“Helen Keller served as our leader in the DeafBlind community. After the Second World War, AFB created a department to help advocate for DeafBlind individuals in their communities. And in the 1950s, we developed a machine known as the Tellatouch, which helped enhance communication between DeafBlind and sighted individuals. Keller also fought tremendously to change the many misperceptions and attitudes associated with individuals who are DeafBlind, blind, or have low vision. Helen’s story serves as a means of encouragement for many DeafBlind individuals in recognizing that they too can achieve their goals.”

Can you tell me more about Sullivan and Keller’s relationship?

“Helen Keller was Anne Sullivan’s only pupil. They remained together from Anne’s arrival in Tuscumbia, Alabama, in 1887 until Sullivan’s death in 1936. I think their relationship was symbiotic, each one needed the other. Anne endured a difficult childhood and suffered from depression as an adult I think Helen helped her teacher and companion through these difficult times with her optimistic and sunny nature.”

Can you tell me about some of the events that AFB has held to recognize and support the DeafBlind community?

“We had our big centennial concert, The Art of Inclusion, in March. The event was co-hosted by Haben Girma, who was the first DeafBlind person to graduate from Harvard Law School. The event can be watched online as it is fully captioned, described, and featured ASL interpreters that were present throughout the entire event…”

What advice do you have for young individuals who are in the beginning stages of losing their vision, their hearing, or both?

“Any disability a person is faced with has a profound impact on their life, but that doesn’t mean they cannot take steps to make things easier for themselves. That said, there are a number of resources and organizations that offer assistance to individuals with vision or hearing loss, such as AFB. Lastly, I cannot stress enough about the importance of self-advocacy, especially in the DeafBlind community. I believe that it is important to be engaged and demand a better world. A world in which everyone has the opportunity for a happy and fulfilling life.” 

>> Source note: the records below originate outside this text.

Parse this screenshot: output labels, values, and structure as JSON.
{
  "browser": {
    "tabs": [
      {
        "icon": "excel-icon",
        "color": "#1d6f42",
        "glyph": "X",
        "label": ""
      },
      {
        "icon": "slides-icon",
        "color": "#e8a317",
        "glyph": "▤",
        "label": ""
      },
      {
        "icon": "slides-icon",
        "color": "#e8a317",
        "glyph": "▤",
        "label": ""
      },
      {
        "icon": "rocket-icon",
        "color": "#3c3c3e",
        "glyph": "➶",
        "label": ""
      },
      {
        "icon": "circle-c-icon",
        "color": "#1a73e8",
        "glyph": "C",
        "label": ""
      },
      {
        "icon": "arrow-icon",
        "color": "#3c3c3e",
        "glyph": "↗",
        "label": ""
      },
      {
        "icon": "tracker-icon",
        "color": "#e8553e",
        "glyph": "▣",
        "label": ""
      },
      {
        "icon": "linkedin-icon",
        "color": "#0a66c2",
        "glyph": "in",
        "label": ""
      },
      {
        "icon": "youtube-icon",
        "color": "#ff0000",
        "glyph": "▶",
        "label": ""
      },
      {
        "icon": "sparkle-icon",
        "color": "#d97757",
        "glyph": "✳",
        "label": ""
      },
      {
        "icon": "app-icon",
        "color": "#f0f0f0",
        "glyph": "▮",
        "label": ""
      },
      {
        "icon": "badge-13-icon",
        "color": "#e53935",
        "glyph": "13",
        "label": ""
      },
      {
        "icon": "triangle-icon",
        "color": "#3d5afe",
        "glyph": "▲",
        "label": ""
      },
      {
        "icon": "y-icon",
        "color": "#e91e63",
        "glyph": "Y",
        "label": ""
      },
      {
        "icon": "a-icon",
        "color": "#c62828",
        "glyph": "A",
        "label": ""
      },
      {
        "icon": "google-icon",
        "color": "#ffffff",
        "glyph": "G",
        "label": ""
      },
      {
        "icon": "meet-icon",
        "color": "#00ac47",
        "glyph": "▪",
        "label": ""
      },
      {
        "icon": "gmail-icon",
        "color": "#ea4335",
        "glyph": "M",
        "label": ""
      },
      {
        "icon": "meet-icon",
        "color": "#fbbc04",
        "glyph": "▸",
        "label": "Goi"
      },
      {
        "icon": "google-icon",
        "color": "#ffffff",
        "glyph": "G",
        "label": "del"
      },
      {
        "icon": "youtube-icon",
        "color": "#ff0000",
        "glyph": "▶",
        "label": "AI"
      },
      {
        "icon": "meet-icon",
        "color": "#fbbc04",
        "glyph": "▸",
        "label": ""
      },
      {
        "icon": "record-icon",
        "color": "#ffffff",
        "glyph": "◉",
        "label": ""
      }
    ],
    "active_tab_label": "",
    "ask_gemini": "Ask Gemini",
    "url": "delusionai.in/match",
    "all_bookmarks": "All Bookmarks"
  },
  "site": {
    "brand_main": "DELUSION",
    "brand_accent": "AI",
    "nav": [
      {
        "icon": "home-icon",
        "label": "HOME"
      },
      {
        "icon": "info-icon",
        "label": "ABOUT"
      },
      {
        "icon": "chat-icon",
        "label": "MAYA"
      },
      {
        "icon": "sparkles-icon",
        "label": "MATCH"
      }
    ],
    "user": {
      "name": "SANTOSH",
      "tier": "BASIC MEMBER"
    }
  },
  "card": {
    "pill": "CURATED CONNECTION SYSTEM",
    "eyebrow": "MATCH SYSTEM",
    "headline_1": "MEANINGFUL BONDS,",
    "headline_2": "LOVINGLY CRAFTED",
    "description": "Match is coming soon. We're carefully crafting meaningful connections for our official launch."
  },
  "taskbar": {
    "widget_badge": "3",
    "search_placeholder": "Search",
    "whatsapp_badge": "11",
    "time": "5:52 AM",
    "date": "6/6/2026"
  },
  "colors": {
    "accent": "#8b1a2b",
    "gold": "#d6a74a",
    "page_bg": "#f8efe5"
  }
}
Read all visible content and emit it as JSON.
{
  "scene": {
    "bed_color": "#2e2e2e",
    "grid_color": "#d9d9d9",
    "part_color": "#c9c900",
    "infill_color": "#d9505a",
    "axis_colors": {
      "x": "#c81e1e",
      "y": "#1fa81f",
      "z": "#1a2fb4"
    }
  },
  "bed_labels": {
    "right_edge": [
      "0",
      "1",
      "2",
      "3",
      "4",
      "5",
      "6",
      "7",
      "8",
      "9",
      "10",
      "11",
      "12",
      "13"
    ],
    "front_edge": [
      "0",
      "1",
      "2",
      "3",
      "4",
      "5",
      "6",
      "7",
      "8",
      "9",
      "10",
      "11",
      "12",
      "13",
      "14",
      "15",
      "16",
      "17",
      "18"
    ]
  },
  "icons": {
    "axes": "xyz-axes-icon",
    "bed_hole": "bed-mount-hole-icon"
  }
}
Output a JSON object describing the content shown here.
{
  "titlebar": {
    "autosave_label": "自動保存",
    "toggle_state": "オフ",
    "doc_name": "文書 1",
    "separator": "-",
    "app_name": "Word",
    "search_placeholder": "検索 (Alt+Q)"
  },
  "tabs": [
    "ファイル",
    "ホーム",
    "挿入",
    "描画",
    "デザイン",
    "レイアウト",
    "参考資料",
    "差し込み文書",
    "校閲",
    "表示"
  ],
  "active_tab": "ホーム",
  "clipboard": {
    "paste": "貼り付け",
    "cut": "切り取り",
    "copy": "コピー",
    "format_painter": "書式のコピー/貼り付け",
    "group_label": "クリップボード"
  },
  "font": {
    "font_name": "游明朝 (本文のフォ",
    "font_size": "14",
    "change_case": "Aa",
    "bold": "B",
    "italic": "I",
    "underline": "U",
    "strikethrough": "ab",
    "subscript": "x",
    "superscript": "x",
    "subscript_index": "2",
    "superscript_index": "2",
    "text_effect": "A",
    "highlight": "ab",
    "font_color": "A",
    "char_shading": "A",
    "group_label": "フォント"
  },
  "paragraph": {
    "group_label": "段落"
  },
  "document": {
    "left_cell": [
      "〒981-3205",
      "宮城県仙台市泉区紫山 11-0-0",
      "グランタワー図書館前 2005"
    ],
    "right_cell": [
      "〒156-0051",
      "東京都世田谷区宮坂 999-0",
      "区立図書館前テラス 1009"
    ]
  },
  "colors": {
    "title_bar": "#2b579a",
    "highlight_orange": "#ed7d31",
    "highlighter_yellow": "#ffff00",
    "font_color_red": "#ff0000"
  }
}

Massachusetts Commission for the Blind 

MCB provides the highest quality rehabilitation and social services to Massachusetts residents who are blind, leading to their independence and full community participation.